Step by step guide to renting London property
For many people, renting a home is a positive lifestyle choice, affording greater flexibility and no long-term obligations, with the added bonus of being free from the responsibility of repairs and maintenance. However, at Fraser & Co we appreciate that finding a home to rent can often be stressful and we have prepared this guide to steer you through the process.
How much can you afford?
Before you begin looking for a property, you need to establish how much rent you can afford to pay, ensuring that you have enough money left over for bills, travel, food and other living expenses. It’s important to realise that you’re committing yourself for the whole duration of the tenancy agreement. Once signed, it can be very difficult to extract yourself from an agreement.
When you find a suitable property, you will be expected to pay the first month’s rent in advance. In London it’s also standard practice to put down a deposit equivalent to six weeks’ rent, which is refunded at the end of the tenancy.
Where do you want to live?
How expensive are rents in the particular area?
How easy is the journey to work and how long will it take?
How far away will you be from friends and family?
What are local amenities like, such as shops, bars & restaurants and leisure facilities?
If you’re considering a number of different areas, it is sensible to research each in turn and consider drawing up a list of pros and cons to help narrow your search.
Finding a home
At Fraser & Co we make finding a home as stress-free as possible. When you have established how much rent you can afford and have an idea of where you’d like to live, register with us by calling or visiting one of our offices, or click here to register online. We will then send you details of any properties that meet your criteria by email, text or mail. We have a wide range of properties available to rent throughout London so we’re sure to be able to find you something suitable.
The London rental market moves quickly so it’s sensible to view any properties you are interested in straight away, or you may miss out. At Fraser & Co, we accompany all viewings so that we are on hand to answer any questions you may have.
Making an offer
Once you have found a property you’d like to rent, you will place a holding deposit usually equivalent to two weeks rent and we will then submit your offer to the landlord. This will then be deducted from the final amount due when you move into the property, or refunded if your offer does not meet with the landlord’s approval.
When your offer is accepted, the following process usually applies:

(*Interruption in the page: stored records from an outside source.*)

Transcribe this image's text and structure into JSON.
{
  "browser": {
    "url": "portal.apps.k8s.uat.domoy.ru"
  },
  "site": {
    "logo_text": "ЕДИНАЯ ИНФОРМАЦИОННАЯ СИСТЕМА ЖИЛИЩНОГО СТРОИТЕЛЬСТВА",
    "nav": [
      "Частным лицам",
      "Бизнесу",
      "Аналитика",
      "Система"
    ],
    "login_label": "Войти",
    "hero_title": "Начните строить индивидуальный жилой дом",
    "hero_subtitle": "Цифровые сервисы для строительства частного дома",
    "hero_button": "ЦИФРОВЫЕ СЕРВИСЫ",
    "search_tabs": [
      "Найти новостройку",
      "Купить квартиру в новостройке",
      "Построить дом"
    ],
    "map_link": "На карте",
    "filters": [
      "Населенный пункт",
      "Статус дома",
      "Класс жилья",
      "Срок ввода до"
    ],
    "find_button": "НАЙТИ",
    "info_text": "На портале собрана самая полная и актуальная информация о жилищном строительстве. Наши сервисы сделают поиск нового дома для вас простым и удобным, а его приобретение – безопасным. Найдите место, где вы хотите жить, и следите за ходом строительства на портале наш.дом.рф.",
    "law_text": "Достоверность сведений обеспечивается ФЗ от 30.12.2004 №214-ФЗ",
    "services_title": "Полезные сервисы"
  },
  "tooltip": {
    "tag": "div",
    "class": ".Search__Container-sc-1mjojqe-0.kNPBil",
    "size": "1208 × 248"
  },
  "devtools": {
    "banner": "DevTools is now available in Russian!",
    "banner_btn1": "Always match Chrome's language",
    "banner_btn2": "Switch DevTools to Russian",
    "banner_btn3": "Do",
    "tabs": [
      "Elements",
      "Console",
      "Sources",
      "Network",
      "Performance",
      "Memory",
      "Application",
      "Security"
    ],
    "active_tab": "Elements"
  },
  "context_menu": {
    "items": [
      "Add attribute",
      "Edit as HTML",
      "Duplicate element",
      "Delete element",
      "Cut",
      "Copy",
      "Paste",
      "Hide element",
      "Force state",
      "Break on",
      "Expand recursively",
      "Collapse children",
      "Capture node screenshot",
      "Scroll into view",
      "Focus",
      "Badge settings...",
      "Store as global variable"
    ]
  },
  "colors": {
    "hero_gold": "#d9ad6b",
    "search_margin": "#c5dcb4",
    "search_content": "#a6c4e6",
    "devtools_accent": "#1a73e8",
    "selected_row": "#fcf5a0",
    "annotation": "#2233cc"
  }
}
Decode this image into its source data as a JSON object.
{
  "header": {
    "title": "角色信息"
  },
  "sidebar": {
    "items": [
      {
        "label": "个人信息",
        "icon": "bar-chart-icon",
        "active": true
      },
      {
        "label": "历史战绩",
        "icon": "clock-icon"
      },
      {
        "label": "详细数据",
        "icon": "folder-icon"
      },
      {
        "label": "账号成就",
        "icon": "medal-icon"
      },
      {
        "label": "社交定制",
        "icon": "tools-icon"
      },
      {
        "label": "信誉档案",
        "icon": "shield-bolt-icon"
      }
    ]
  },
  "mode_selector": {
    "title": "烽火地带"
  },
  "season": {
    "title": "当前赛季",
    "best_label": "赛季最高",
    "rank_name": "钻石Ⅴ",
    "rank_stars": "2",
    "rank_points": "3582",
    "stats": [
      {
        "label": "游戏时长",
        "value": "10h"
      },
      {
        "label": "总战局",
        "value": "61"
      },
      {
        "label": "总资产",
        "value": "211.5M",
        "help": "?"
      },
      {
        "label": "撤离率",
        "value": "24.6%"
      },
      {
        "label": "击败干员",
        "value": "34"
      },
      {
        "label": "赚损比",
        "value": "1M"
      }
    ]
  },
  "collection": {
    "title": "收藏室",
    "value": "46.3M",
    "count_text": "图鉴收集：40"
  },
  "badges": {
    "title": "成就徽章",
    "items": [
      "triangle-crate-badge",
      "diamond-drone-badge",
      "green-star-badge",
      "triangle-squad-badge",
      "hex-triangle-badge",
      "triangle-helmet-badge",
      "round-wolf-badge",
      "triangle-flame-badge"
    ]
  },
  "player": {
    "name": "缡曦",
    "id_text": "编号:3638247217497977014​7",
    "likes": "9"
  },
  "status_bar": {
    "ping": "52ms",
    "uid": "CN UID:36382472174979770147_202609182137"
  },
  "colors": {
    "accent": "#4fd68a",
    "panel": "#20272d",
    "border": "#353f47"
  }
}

Reference checks will be completed, including a credit check, employment status, proof of income and a reference from a previous landlord or possibly a character reference. This process may take up to 10 days to complete. Please note that an administration fee will be charged to cover this.
Once reference checks have been completed and approved by the landlord’s, both the landlord and tenant will sign a tenancy agreement which outlines the rules you both agree to adhere to, and states the period of the tenancy and the rental payments. In the UK, the most common form of tenancy agreement is an Assured Shorthold Tenancy Agreement (AST). There is normally an administration fee to pay for the agreement.
Just before you move in, you will be required to put down a security deposit which is usually equivalent to six weeks rent – This will be held and protected by a Tenancy Deposit Scheme - and pay the first month’s rent in advance.
You will be responsible for paying the TV licence, council tax and utility bills at the property from the date you move on (unless these are included in the rent) and you are also responsible for insuring your personal effects (advisable).
Prior to moving in, you will be asked to check and sign an inventory confirming the property’s contents and condition. You can expect to receive a copy of the inventory within seven days of your moving in date. There may be a fee to pay for the inventory to be compiled.
All that remains is to pack your belongings, arrange their removal and pick up the keys to your new home. Don’t forget that you are responsible for reading the utility meters as soon as you move in and providing the meter readings to the relevant utility companies.
At the end of the tenancy, if you decide not to renew your rental agreement your deposit will be returned, providing you leave the property in the condition you found it. Upon checking out, you should go through the original inventory with the landlord or their inventory clerk and any breakages or damage will be deducted from your deposit.
From 6 April 2007, all deposits (for rent up to £100,000 per annum) taken by landlords and letting agents for Assured Shorthold Tenancies in England and Wales, must be protected by a tenancy deposit protection scheme. The scheme allows tenants to get all or part of their deposit back when they are entitled to it and encourages tenants and landlords to make a clear agreement from the start on the condition of the property. This makes any disputes easier to resolve. For more information about tenancy deposit schemes visit direct.gov.uk.